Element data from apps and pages
● ● ● ● ●

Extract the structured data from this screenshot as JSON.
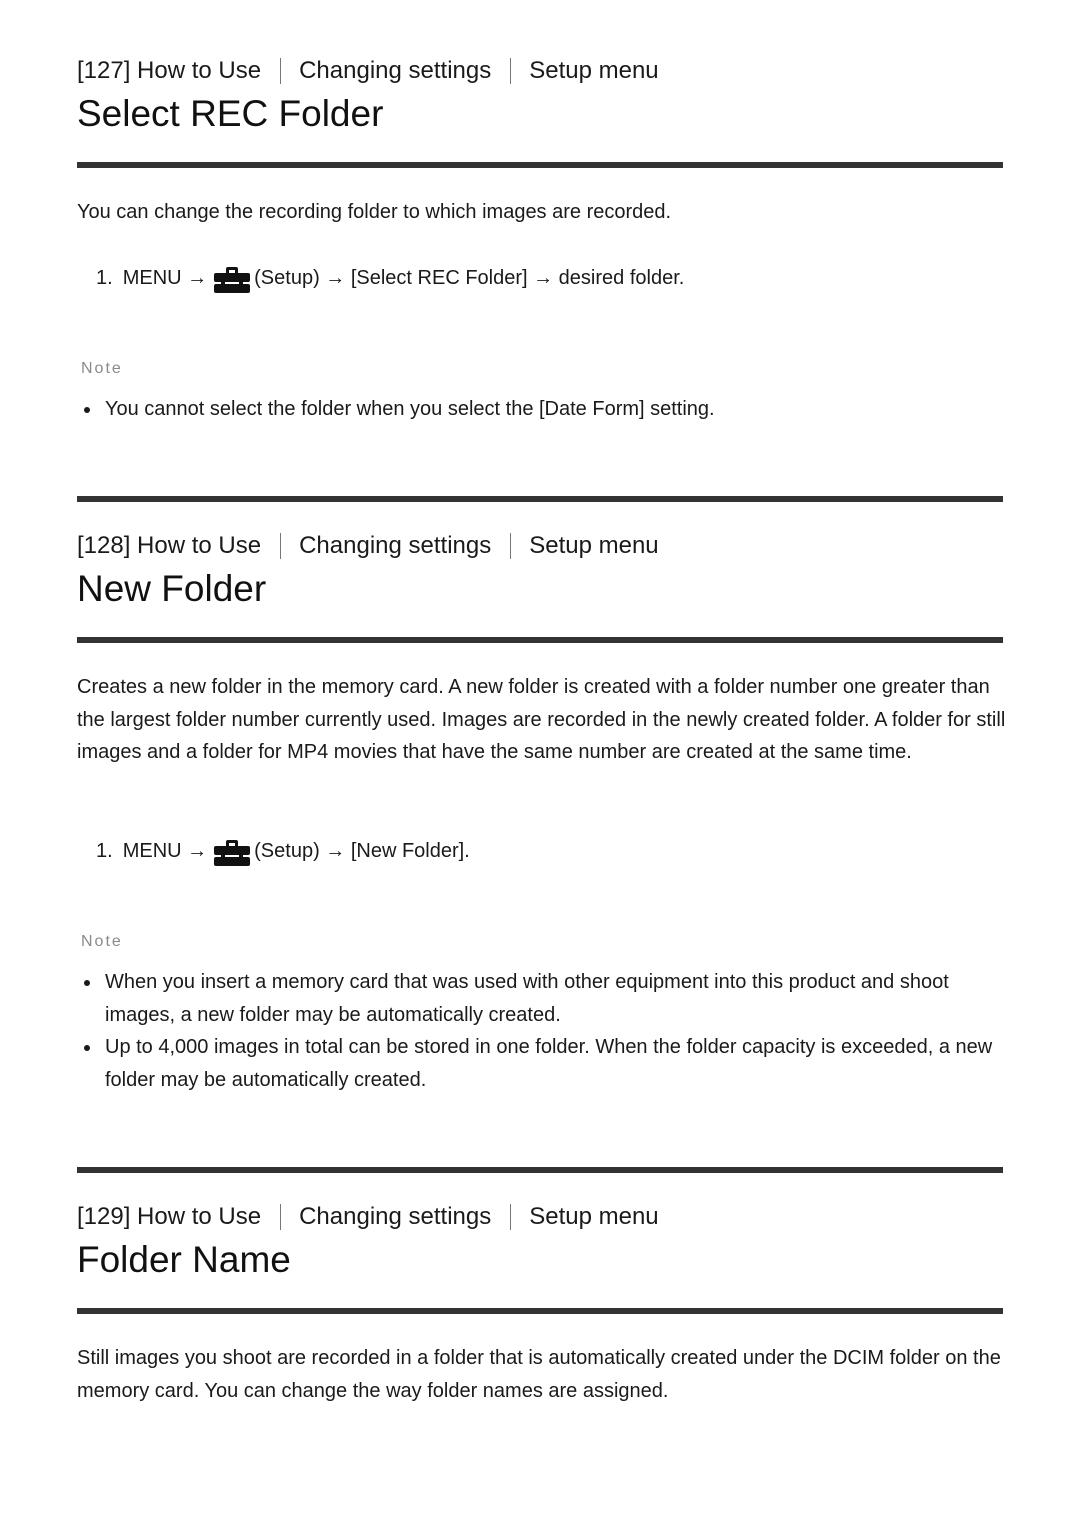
{
  "sections": [
    {
      "breadcrumb": [
        "[127] How to Use",
        "Changing settings",
        "Setup menu"
      ],
      "title": "Select REC Folder",
      "intro": "You can change the recording folder to which images are recorded.",
      "step": {
        "number": "1.",
        "prefix": "MENU →",
        "icon": "toolbox-icon",
        "suffix": "(Setup) → [Select REC Folder] → desired folder."
      },
      "note_label": "Note",
      "notes": [
        "You cannot select the folder when you select the [Date Form] setting."
      ]
    },
    {
      "breadcrumb": [
        "[128] How to Use",
        "Changing settings",
        "Setup menu"
      ],
      "title": "New Folder",
      "intro": "Creates a new folder in the memory card. A new folder is created with a folder number one greater than the largest folder number currently used. Images are recorded in the newly created folder. A folder for still images and a folder for MP4 movies that have the same number are created at the same time.",
      "step": {
        "number": "1.",
        "prefix": "MENU →",
        "icon": "toolbox-icon",
        "suffix": "(Setup) → [New Folder]."
      },
      "note_label": "Note",
      "notes": [
        "When you insert a memory card that was used with other equipment into this product and shoot images, a new folder may be automatically created.",
        "Up to 4,000 images in total can be stored in one folder. When the folder capacity is exceeded, a new folder may be automatically created."
      ]
    },
    {
      "breadcrumb": [
        "[129] How to Use",
        "Changing settings",
        "Setup menu"
      ],
      "title": "Folder Name",
      "intro": "Still images you shoot are recorded in a folder that is automatically created under the DCIM folder on the memory card. You can change the way folder names are assigned."
    }
  ],
  "colors": {
    "text": "#1a1a1a",
    "rule": "#333333",
    "note_label": "#8a8a8a"
  }
}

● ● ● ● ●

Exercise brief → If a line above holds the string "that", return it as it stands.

Your response →
      "intro": "Creates a new folder in the memory card. A new folder is created with a folder number one greater than the largest folder number currently used. Images are recorded in the newly created folder. A folder for still images and a folder for MP4 movies that have the same number are created at the same time.",
        "When you insert a memory card that was used with other equipment into this product and shoot images, a new folder may be automatically created.",
      "intro": "Still images you shoot are recorded in a folder that is automatically created under the DCIM folder on the memory card. You can change the way folder names are assigned."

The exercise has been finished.